Well, it’s official, what I had suspected might happen in the future, is actually already underway: the strong possibility of a collapse of the very base of the food chain. Reading this article in the Seattle Times made me realize I’m already behind the curve.
Now being a former full-time (now part-time) fishing guide and an avid sport angler before that, you can imagine the optimism someone like me must house in order to still enjoy what I do. But, when I read these articles and hear repeatedly that the “souring” of our oceans is much further progressed than scientists have modeled, I (once jokingly) tell my friends that I’m glad I have another job because I don’t think “full-time fishing guide” has a very secure future.
I’ve lived on the Oregon coast for the last 2 decades and although I’ve recently moved out of the tsunami zone (now it sounds like I’m all doom and gloom, doesn’t it?), I don’t feel at all removed from my coastal spawning grounds. A large portion of my food and revenue still come from the sea, and I hope that will still be the case when I’m once again ready to leave this city bustle.
Some good friends of mine own a small oyster hatchery that feeds a large oyster industry on the Pacific coast. Whiskey Creek Shellfish Hatchery is actually the largest shellfish hatchery in the United States, I learned, but they’ve had a monumental problem they’ve had to overcome. Strong ocean upwelling has brought the wrath of an acidic ocean upon their oyster spat, causing massive mortalities in recent years. Fortunately, local area policy-makers have helped bring valuable resources to the hatchery, controlling the pH of the incoming water, increasing survival rates to ensure juvenile oysters once again fulfill the region’s multi-million dollar industry that hungers for product.
Since Whiskey Creek went into operation over 35 years ago, they had never witnessed the silent anomaly that claimed so many of their juveniles in recent years. Prior to the water quality modifications, they were losing upwards of 70% to 80% of their seed. They currently have the problem under control, but it has required hundreds of thousands of dollars in water-quality equipment to solve the problem.
My question is, if this problem is happening in Oregon’s cleanest estuary, and it takes hundreds of thousands of dollars to remedy this problem in such a small, controlled environment, what the heck is going on in the mighty Pacific? If the hard shells of an oyster are being compromised in this environment, what the heck is going on with the sensitive exoskeletons of our much more sensitive pteropods or crab larvae, which make up the bulk of the food source for juvenile salmon? You can’t help but wonder if we’re already on the brink of a major ecological collapse.
What’s most frightening is that scientists believe we’re too far down the path to halt the coming trend. We’re just now seeing the effects of our careless consumption of fossil fuels from decades ago, and while policy-makers are playing politics with global climate policy, our food base is literally dissolving away.
The crux of the article is about building ecosystem resilience in the ocean, a theme that not many people subscribe to. We, as humans, are more likely to be responsive to a crisis, especially one at the global scale, versus pro-active in keeping it from becoming a true crisis.
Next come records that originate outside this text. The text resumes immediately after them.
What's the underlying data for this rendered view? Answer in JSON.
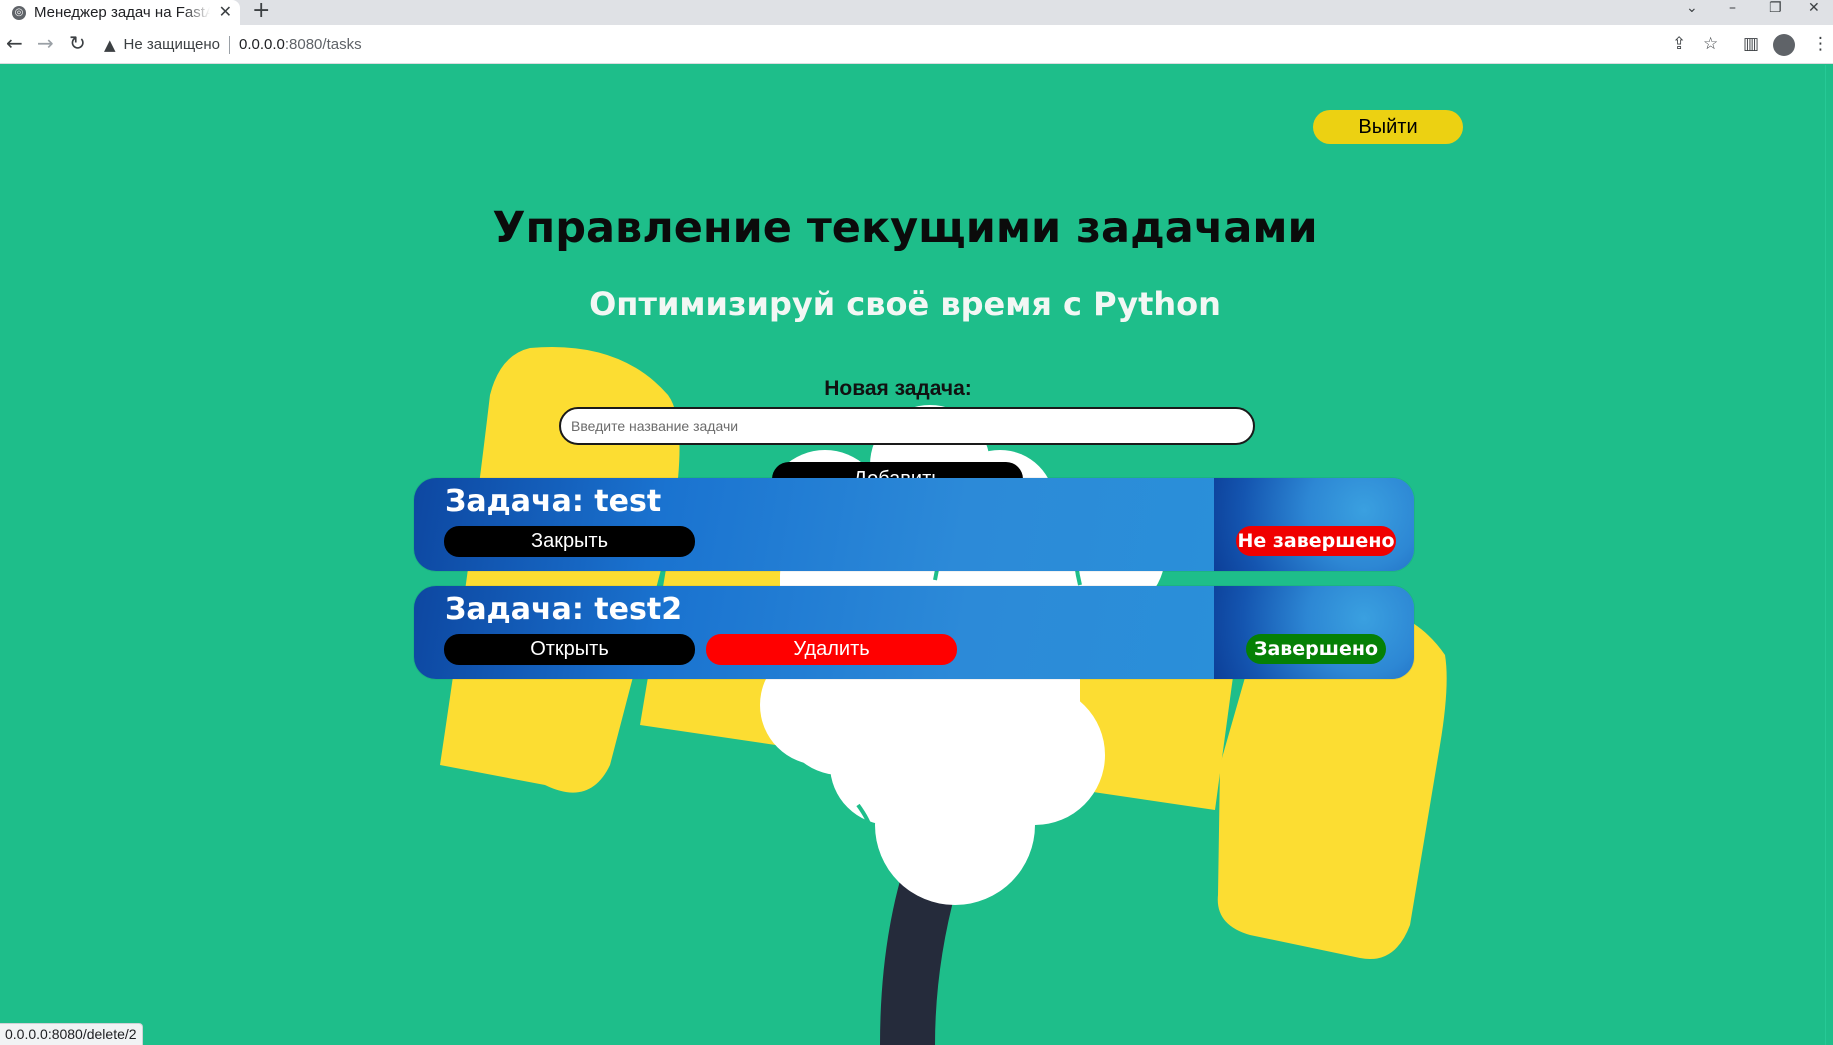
{
  "browser": {
    "tab_title": "Менеджер задач на FastAPI",
    "url_security": "Не защищено",
    "url_host": "0.0.0.0",
    "url_path": ":8080/tasks",
    "status_url": "0.0.0.0:8080/delete/2"
  },
  "header": {
    "logout_label": "Выйти",
    "title": "Управление текущими задачами",
    "subtitle": "Оптимизируй своё время с Python"
  },
  "new_task": {
    "label": "Новая задача:",
    "placeholder": "Введите название задачи",
    "add_label": "Добавить"
  },
  "tasks": [
    {
      "name": "Задача: test",
      "toggle_label": "Закрыть",
      "status": "Не завершено",
      "status_color": "#f00000"
    },
    {
      "name": "Задача: test2",
      "toggle_label": "Открыть",
      "delete_label": "Удалить",
      "status": "Завершено",
      "status_color": "#058005"
    }
  ],
  "colors": {
    "page_background": "#1ebe8a",
    "logout_button": "#ecd112",
    "card_gradient_start": "#0d47a1",
    "card_gradient_end": "#3396dc",
    "delete_button": "#ff0000"
  }
}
In order to build resilience, one has to be pro-active.
It’s clear by now that the higher-ups aren’t going to do this on their own. As with many conservation initiatives, they need to feel the political pressure from their constituencies before they make it a higher priority on their to-do list. This is assuming they believe the situation can reach the critical stage in the first place. We have to hope that they pay attention to the emerging science that is being presented to us on a regular basis these days.
Three of the most effective ways to build resilience are to end the over-harvesting of the ocean’s resources, to stop pollution before it reaches our waterways and to implement ecosystem-based management strategies that protect highly productive tracts of territory, aquatic or terrestrial. Once again, we look to the Magnuson-Stevens Act (MSA) reauthorization to get this done in U.S. waters. It was a cutting-edge piece of legislation when it was enacted and needs tweaking every once in a while to catch up with science and our community’s needs. The MSA does look at protecting critical stocks of forage fish but without taking a hard look at how we protect the very forage those forage fish rely on, what good will it do?
In the very near future, our community will have to come forward as one, demanding that our fishery managers and policy-makers take a hard look at protecting these incredible natural resources for our generation and the next. What seems to be coming to fruition is that this crisis may not land in the lap of future generations, it seems to be taking root right now.
Top photo by Tiago Fioreze, courtesy of Wikipedia